"You are making it seem like well-meaning enthusiasts in an ideal utopia work on software because they are brilliant"

That's pretty much the opposite of what I said.

Everyone gets paid. There's very little altruism in open source.

Even the ones not getting paid in money might fix bugs because they use the software themselves and just want or need the bug fixed.

You just are having a hard time accepting that nothing about open source requires socialism.

Open source can easily exist in an entirely quid-pro-quo system, with no altruism or collectivism required.

John Lopez

Gigs, you have the nail on the head. There is nothing inherent in the distribution of source instead of bits that requires hippies or communists to be involved.

There is no denying that *historically* some of the movers and shakers *were* such characters, but today the movers and shakers are major corporations doing what they do to increase profits.

While the old guard hangs around, and are sometimes as loud as Prokofy on issues they care about, the people who matter have moved on to calculated business reasons for using open source.

Wall street is the *least* altruistic group around. Yet even they are heavily using open source (while being careful about licensing issues): "market watcher Tabb Group estimates that Linux adoption among the 14 biggest investment firms this year will reach more than 72% of the installed operating server base vs. 60% in 2006": http://www.networkworld.com/news/2008/061208-linux-wall-street.html?hpg1=bn
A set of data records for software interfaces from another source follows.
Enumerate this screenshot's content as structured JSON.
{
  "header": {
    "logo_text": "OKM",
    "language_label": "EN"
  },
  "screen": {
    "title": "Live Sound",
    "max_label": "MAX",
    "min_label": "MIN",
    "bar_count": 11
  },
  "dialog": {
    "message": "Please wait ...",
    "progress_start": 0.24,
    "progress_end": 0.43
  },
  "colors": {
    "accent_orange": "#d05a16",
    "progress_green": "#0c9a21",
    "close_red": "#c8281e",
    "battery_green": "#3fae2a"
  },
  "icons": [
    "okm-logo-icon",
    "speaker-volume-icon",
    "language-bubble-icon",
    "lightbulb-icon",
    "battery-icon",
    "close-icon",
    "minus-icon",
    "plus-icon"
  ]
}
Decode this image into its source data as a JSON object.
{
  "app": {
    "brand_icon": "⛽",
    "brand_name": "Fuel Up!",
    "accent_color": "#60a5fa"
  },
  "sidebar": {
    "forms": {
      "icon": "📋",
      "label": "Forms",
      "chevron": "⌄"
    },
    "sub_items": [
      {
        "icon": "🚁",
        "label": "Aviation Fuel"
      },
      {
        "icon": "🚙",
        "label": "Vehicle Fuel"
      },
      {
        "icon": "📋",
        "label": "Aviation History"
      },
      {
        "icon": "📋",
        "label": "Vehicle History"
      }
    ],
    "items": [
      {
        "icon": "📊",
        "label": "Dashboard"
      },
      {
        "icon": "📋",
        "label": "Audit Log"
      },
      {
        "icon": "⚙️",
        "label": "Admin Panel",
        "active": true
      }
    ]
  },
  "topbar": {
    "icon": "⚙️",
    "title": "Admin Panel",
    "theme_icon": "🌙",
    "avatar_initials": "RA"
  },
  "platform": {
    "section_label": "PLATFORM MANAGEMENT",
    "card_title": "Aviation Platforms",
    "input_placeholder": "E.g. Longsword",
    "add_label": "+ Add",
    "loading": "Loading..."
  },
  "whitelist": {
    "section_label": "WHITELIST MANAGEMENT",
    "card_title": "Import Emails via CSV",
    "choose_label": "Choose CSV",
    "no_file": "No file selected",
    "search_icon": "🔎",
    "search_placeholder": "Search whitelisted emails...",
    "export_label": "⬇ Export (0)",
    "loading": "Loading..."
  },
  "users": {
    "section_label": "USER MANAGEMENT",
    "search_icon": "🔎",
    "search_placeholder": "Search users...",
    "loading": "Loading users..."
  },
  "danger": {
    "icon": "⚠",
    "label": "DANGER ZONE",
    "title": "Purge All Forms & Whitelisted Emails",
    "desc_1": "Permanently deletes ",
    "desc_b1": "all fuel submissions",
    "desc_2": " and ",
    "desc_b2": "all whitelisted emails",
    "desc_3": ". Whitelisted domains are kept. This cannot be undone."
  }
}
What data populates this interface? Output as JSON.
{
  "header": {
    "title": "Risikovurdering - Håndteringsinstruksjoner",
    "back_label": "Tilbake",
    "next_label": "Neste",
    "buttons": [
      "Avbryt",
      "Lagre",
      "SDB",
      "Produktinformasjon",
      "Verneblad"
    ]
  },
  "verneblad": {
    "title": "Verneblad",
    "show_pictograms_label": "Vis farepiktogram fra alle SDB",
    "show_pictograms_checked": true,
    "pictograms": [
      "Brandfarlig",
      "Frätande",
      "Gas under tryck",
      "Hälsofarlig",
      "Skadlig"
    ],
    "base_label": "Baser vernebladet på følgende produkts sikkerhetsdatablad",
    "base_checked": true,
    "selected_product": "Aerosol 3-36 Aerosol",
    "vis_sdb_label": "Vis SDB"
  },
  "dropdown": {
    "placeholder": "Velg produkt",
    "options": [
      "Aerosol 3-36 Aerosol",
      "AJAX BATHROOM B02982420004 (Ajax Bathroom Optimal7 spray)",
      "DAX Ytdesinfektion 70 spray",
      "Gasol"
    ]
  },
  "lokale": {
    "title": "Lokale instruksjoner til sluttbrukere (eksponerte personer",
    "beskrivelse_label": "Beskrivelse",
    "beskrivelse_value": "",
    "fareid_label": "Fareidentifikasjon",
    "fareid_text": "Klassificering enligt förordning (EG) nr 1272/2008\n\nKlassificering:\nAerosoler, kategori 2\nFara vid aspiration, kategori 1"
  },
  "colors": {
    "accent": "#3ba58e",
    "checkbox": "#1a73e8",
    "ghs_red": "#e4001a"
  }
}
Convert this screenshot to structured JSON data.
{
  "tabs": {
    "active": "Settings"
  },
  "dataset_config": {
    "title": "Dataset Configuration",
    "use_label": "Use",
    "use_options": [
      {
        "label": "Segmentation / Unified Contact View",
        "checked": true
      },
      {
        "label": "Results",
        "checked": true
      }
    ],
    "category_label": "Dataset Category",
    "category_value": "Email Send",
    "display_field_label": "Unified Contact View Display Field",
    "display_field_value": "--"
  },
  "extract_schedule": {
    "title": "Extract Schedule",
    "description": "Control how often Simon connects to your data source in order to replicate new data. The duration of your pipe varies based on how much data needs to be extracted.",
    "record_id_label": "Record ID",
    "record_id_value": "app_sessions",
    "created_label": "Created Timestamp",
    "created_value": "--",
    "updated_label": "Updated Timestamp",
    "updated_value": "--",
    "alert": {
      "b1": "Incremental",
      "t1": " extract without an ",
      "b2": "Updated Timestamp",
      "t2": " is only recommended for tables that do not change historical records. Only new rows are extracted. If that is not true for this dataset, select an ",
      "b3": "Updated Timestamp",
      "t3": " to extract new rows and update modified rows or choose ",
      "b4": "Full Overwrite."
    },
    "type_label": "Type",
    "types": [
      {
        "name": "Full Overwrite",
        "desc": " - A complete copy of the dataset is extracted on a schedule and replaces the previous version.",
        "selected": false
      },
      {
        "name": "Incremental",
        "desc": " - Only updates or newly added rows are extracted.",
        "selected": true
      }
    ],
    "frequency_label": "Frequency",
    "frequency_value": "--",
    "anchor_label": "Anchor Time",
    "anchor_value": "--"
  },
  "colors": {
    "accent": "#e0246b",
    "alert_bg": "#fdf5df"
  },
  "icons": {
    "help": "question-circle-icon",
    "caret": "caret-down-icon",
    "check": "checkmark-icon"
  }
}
Between large companies using open source and end users who have no freaking clue about the source code they *could* access if they cared to (but don't), open source is just a different way to distributing bits, not an ideology anymore.

That isn't to say there aren't those who haven't gotten the memo yet and continue to march to idealistic drums. They don't *matter* anymore though, the game has gotten beyond their control.

The comments to this entry are closed.

Advertisements

  • Advertisement

Advertisements

  • Advertisement
Blog powered by Typepad

Networked Blogs

  • Networked Blogs